    25. Homestead by Rosina Lippi - Very GoodA lovely little book set in a tiny village in the Austrian alps and concentrating on the Homesteads there: passed from generation to generation since time immemorial. It follows three particular Homesteads and their families from just before WW1 through to the mid-1970s, singling out a women from each Homestead at a particular (usually significant) point in time and telling her tale. Quite touching in places and very interesting how the rest of the world seem [...]

    26. I found this quite a challenging read as the names were so complicated. The chapters are told by or about different people and it does sort of come together but it is sort of a combination between a novel and a collection of short stories. I imagined the village to be a bit like that of 'Heidi' and found the descriptions of their lives fascinating. I can't say I really warmed to any of the characters but rather more to the way of life and their traditions. It was not really like any other book I [...]

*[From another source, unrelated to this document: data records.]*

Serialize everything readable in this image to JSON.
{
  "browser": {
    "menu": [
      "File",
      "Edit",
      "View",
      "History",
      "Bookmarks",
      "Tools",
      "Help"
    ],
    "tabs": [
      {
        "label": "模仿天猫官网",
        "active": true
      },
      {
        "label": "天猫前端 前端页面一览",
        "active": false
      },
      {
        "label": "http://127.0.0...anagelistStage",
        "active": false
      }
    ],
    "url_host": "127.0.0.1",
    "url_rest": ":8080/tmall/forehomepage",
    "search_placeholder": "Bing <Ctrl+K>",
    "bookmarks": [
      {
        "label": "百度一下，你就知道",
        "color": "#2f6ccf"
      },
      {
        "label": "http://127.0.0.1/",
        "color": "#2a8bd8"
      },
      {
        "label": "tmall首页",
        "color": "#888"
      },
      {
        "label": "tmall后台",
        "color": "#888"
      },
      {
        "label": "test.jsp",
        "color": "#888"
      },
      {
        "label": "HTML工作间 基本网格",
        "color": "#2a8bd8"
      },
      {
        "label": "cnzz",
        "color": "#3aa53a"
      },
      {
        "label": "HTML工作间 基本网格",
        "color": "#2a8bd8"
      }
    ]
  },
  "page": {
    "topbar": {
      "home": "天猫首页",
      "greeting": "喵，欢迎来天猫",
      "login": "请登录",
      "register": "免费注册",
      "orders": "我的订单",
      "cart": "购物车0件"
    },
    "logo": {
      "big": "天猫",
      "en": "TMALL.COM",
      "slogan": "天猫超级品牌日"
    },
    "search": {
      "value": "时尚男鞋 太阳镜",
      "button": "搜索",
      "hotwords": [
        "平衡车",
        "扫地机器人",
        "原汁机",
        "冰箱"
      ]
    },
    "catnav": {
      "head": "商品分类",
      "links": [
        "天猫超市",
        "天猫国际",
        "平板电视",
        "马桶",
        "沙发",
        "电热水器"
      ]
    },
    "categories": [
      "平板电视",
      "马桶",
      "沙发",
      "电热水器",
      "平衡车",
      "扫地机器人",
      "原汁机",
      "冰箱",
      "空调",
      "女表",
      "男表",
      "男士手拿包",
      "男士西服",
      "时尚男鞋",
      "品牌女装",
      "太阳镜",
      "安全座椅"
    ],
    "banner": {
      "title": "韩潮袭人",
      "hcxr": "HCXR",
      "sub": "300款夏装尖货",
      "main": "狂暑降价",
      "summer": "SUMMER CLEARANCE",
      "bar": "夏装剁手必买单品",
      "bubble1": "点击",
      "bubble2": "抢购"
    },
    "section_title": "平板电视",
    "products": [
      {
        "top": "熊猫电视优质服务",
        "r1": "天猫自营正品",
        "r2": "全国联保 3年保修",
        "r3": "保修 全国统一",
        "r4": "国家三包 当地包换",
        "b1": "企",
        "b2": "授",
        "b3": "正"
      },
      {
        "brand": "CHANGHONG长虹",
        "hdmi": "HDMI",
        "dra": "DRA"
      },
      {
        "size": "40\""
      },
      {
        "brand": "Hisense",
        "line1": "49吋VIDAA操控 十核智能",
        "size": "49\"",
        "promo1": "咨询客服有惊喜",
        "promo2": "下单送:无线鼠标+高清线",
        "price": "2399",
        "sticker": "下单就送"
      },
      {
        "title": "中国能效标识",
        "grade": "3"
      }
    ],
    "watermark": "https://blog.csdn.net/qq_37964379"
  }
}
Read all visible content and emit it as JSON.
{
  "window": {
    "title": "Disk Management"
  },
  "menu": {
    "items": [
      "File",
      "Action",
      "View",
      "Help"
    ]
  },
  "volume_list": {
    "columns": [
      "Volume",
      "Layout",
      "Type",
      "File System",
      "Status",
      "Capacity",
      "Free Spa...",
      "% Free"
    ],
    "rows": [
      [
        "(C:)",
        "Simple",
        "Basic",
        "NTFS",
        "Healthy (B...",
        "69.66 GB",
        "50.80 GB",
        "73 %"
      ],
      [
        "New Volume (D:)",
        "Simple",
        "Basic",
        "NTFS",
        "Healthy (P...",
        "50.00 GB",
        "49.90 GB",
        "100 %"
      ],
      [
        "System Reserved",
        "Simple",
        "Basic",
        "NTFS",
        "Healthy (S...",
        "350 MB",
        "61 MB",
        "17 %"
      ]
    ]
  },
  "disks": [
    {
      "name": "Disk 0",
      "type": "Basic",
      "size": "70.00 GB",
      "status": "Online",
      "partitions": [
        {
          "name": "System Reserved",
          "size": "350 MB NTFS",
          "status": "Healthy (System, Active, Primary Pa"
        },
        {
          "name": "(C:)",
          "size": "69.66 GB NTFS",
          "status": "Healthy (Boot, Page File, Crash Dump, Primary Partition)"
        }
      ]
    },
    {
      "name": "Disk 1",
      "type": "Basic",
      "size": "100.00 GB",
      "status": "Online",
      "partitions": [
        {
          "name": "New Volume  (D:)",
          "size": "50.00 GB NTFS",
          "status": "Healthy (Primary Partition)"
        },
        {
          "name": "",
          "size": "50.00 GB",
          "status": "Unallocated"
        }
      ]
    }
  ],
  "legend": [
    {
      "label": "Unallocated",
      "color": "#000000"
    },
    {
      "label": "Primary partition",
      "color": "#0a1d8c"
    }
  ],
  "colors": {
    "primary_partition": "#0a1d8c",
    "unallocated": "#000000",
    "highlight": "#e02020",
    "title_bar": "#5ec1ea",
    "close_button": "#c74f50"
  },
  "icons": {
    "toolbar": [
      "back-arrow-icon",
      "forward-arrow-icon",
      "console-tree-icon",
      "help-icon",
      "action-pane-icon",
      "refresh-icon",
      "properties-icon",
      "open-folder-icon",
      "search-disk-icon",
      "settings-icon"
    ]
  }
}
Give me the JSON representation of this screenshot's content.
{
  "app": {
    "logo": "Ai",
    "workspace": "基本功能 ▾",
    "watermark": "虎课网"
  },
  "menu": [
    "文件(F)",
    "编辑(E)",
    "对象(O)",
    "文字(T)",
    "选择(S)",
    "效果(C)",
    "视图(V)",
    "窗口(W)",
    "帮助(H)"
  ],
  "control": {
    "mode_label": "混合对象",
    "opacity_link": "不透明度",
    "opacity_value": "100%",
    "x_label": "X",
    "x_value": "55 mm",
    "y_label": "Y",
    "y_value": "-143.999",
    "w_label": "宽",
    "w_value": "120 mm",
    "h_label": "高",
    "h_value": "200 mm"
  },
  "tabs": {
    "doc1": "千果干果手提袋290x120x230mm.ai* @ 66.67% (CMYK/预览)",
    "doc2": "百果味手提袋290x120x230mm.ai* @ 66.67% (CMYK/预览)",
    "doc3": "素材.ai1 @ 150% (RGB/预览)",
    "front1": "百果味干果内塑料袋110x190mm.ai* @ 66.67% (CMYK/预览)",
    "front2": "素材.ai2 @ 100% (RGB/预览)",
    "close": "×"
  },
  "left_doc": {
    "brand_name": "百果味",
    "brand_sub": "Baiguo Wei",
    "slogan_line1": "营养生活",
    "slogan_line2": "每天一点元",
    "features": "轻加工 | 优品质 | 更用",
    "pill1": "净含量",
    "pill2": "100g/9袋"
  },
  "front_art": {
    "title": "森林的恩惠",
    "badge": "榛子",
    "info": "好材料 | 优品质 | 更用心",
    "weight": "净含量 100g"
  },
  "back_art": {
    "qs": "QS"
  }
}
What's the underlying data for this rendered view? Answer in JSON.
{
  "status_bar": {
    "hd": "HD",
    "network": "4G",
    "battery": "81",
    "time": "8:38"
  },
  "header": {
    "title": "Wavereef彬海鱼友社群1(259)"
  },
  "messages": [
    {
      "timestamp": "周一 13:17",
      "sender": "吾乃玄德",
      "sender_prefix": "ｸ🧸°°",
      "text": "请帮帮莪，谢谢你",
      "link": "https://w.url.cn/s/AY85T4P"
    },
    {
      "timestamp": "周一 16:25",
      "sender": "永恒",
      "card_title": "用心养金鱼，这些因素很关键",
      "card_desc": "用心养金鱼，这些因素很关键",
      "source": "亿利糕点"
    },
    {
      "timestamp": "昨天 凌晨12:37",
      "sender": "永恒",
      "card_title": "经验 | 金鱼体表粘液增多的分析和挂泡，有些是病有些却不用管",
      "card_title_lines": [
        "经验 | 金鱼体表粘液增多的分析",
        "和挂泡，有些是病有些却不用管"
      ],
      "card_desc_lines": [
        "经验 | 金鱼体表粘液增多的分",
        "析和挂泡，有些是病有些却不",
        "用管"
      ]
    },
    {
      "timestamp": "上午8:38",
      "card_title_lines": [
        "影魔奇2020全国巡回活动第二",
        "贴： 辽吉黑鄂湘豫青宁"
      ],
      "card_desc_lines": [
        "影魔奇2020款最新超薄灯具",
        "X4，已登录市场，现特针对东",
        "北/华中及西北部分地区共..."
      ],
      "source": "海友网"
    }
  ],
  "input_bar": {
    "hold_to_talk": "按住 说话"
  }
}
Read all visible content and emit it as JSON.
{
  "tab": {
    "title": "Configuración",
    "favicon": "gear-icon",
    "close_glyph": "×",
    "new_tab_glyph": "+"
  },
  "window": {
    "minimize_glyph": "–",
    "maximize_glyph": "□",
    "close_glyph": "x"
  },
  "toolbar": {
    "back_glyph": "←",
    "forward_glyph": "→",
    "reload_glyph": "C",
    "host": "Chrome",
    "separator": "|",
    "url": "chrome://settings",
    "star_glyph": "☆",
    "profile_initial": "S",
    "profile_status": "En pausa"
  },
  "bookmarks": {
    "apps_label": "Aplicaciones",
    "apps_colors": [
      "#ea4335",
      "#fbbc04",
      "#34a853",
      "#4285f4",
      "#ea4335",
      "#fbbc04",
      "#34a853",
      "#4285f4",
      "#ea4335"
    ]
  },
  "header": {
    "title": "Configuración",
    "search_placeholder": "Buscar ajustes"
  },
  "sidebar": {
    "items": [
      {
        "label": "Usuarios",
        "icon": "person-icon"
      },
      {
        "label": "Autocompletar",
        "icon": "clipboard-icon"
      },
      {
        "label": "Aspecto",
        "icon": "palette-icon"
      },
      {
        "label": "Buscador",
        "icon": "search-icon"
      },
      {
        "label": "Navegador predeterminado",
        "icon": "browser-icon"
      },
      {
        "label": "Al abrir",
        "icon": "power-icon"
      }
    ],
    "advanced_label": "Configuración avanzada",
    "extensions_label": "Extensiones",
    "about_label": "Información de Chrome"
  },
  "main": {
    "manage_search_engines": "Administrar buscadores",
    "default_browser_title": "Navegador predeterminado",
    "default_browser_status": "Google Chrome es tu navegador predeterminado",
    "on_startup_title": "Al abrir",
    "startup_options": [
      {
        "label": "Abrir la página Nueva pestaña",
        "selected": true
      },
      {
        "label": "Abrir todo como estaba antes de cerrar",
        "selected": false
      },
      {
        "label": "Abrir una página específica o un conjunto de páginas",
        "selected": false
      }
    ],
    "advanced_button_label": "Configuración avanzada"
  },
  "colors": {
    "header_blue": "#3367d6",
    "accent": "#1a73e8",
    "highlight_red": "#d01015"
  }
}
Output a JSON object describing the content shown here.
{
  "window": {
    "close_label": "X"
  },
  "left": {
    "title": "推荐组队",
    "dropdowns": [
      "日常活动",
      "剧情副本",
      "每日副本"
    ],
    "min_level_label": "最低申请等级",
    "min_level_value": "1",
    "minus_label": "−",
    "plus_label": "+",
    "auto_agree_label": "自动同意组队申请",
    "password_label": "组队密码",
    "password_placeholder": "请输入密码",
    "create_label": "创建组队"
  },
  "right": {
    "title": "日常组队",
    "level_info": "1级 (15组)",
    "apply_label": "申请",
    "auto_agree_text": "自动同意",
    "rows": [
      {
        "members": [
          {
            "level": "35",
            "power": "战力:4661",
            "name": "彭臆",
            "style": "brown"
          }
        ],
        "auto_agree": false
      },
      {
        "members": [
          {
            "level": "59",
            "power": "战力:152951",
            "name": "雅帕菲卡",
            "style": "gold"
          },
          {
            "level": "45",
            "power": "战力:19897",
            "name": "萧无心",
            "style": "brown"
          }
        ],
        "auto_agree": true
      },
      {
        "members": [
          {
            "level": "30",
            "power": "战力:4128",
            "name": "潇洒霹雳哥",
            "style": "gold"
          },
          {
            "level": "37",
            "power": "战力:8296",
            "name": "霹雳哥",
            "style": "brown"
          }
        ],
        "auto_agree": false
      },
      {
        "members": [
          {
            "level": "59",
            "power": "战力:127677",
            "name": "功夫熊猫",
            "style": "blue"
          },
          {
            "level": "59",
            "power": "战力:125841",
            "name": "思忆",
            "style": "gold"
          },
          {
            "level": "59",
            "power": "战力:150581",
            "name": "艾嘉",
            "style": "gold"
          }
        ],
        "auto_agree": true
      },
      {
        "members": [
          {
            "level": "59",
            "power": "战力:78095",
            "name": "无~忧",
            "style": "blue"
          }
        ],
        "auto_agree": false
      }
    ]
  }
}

    27. I read Homestead many, many years ago. It was the first book that our AOL Women of the Wilderness book group read as we anxiously awaited the coming of Sara Donati's Into the Wilderness series to be released. I have since purchased several copies of Homestead as gifts. I especially recall giving one to my mother for Mother's Day many years ago. It's the kind of book that really reaches out to women of any age. The female characters in this book are so well developed, so likable easy to feel you [...]

    28. Homestead, Rosina Lippi’s lovely collection of interrelated stories about a small village in the Austrian Alps, captures the depth of human nature and richness of relationships in seemingly small settings and quiet lives.Each of Lippi’s vingettes centers around a woman from the village–a snapshot of life in the village over a span of about 70 years, including the World Wars. In Rosenau, families are interrelated, and people are known by their connection to the land and to the people they c [...]

    29. I really enjoyed this engaging story, told by various female narrators, all residents of a tiny mountain village in Austria. From this insular community comes a strong sense of the ties that bind women across generations and the cultural particularities of a life so remote and agrarian that it felt almost medieval. I felt the ways in which this village was touched by two world wars were poignant and not at all expected or formulaic. What was surprising was the way the author was able to use some [...]

    Leave a Reply

    Your email address will not be published. Required fields are marked *